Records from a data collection
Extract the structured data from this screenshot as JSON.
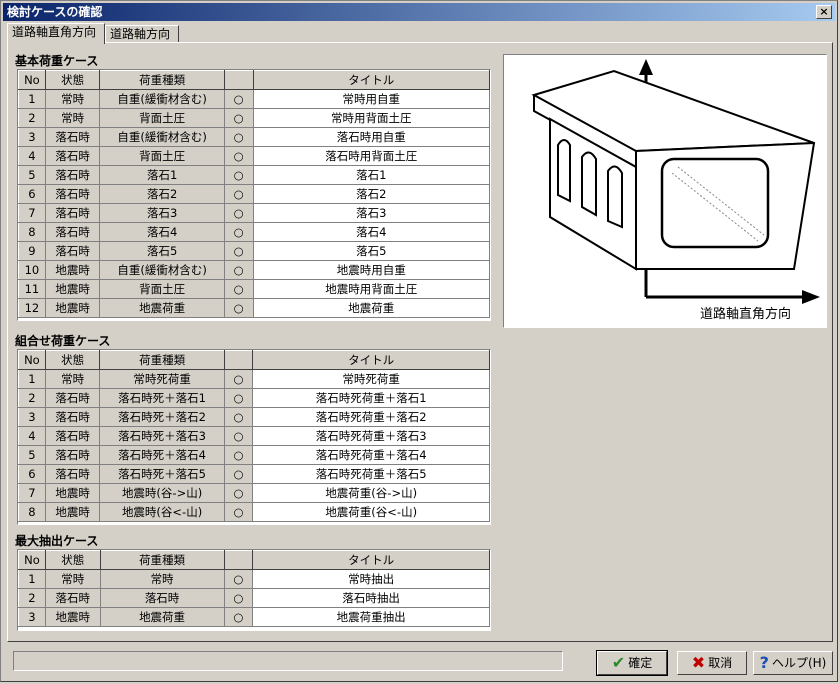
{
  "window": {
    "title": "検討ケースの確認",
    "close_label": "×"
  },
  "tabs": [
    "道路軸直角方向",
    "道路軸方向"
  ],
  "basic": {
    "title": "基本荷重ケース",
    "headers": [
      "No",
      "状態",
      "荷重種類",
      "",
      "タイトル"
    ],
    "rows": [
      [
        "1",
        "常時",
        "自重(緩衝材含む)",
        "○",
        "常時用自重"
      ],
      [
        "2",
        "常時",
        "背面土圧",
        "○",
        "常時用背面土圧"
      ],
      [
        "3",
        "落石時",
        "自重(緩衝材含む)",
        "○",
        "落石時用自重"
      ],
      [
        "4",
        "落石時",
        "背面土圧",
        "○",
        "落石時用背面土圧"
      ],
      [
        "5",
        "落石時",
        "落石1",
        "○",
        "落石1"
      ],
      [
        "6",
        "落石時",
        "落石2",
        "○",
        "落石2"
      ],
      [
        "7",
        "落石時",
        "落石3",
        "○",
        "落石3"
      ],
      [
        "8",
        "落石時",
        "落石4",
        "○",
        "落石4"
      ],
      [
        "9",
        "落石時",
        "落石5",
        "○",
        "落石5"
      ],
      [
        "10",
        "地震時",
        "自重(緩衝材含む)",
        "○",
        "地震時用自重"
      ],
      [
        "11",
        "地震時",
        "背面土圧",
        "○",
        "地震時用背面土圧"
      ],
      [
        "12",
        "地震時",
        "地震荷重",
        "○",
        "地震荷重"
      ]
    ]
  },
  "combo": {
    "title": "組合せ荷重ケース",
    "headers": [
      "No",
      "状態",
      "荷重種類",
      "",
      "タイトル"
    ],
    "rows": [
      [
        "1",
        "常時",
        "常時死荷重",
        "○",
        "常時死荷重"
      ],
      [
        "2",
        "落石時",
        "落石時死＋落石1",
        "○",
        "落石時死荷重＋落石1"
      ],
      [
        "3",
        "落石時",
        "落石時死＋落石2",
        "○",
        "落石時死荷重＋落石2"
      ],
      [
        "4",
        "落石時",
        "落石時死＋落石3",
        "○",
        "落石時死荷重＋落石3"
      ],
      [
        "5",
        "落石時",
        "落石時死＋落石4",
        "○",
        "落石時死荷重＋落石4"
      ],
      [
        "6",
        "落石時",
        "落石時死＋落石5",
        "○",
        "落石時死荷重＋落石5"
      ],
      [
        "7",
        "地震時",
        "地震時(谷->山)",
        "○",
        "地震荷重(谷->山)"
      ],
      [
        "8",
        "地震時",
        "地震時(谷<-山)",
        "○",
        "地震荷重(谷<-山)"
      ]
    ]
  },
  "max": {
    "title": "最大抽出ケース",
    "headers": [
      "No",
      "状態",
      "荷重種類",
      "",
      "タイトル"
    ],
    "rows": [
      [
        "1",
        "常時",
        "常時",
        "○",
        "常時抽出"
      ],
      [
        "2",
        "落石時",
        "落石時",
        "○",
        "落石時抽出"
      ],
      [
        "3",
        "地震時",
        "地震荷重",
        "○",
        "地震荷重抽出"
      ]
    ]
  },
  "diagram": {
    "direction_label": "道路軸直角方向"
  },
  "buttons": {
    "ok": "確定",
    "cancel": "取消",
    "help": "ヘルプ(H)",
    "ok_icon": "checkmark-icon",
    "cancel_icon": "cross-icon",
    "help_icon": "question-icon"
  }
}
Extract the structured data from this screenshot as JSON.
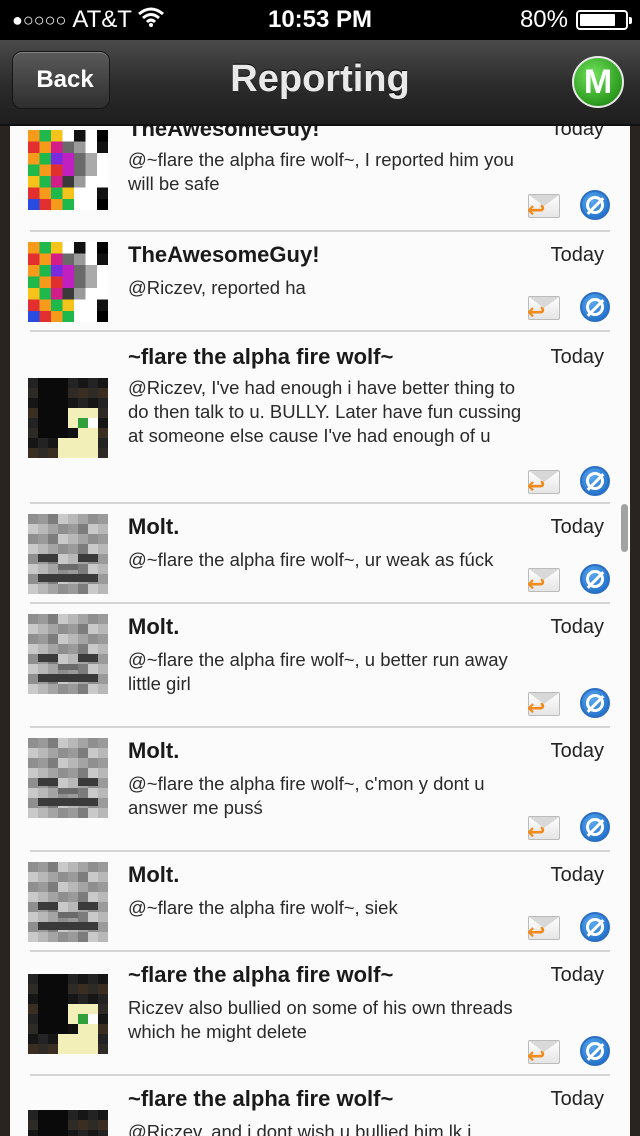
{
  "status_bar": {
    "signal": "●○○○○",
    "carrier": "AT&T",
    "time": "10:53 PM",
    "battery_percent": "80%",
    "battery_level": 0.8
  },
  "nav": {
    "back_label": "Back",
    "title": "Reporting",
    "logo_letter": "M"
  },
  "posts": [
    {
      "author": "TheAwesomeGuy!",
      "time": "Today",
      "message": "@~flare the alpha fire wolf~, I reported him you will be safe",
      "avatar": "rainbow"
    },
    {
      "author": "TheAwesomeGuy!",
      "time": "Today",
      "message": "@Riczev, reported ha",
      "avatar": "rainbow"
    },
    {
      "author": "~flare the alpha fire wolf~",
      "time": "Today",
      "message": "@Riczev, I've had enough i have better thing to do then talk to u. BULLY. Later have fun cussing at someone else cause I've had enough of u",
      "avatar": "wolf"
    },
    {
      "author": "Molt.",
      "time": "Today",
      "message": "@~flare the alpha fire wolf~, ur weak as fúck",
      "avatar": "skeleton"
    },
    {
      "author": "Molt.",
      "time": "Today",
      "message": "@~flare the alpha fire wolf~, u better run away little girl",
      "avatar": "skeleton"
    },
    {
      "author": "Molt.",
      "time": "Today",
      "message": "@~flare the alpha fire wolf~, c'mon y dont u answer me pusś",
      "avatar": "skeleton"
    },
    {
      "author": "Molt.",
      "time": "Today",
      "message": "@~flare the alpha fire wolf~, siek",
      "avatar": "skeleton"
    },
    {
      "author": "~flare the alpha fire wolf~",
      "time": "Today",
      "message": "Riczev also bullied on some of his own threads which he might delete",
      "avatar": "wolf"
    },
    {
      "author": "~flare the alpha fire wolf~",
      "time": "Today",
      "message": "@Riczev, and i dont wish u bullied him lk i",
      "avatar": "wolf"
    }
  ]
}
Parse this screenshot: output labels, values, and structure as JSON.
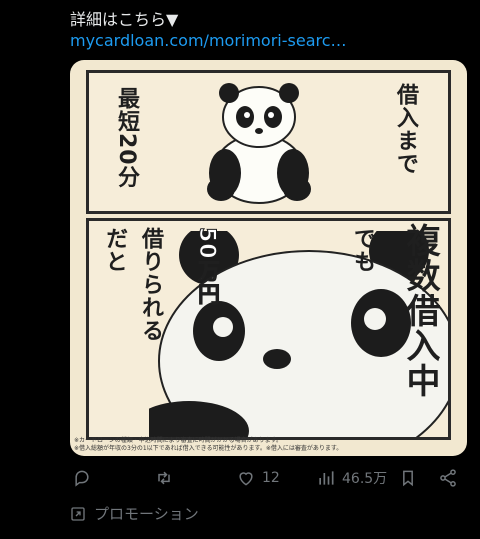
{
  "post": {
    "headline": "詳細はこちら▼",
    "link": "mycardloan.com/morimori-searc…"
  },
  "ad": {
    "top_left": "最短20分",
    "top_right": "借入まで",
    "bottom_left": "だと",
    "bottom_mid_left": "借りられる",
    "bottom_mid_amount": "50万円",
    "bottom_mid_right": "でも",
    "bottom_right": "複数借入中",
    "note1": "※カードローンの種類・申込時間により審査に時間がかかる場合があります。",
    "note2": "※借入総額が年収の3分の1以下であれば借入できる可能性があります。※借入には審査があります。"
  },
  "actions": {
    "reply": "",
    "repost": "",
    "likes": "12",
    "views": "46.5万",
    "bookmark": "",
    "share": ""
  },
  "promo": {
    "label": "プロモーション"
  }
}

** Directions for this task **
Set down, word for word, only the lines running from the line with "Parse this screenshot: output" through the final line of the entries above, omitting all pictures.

** Response box **
Parse this screenshot: output labels, values, and structure as JSON.
{
  "post": {
    "headline": "詳細はこちら▼",
    "link": "mycardloan.com/morimori-searc…"
  },
  "ad": {
    "top_left": "最短20分",
    "top_right": "借入まで",
    "bottom_left": "だと",
    "bottom_mid_left": "借りられる",
    "bottom_mid_amount": "50万円",
    "bottom_mid_right": "でも",
    "bottom_right": "複数借入中",
    "note1": "※カードローンの種類・申込時間により審査に時間がかかる場合があります。",
    "note2": "※借入総額が年収の3分の1以下であれば借入できる可能性があります。※借入には審査があります。"
  },
  "actions": {
    "reply": "",
    "repost": "",
    "likes": "12",
    "views": "46.5万",
    "bookmark": "",
    "share": ""
  },
  "promo": {
    "label": "プロモーション"
  }
}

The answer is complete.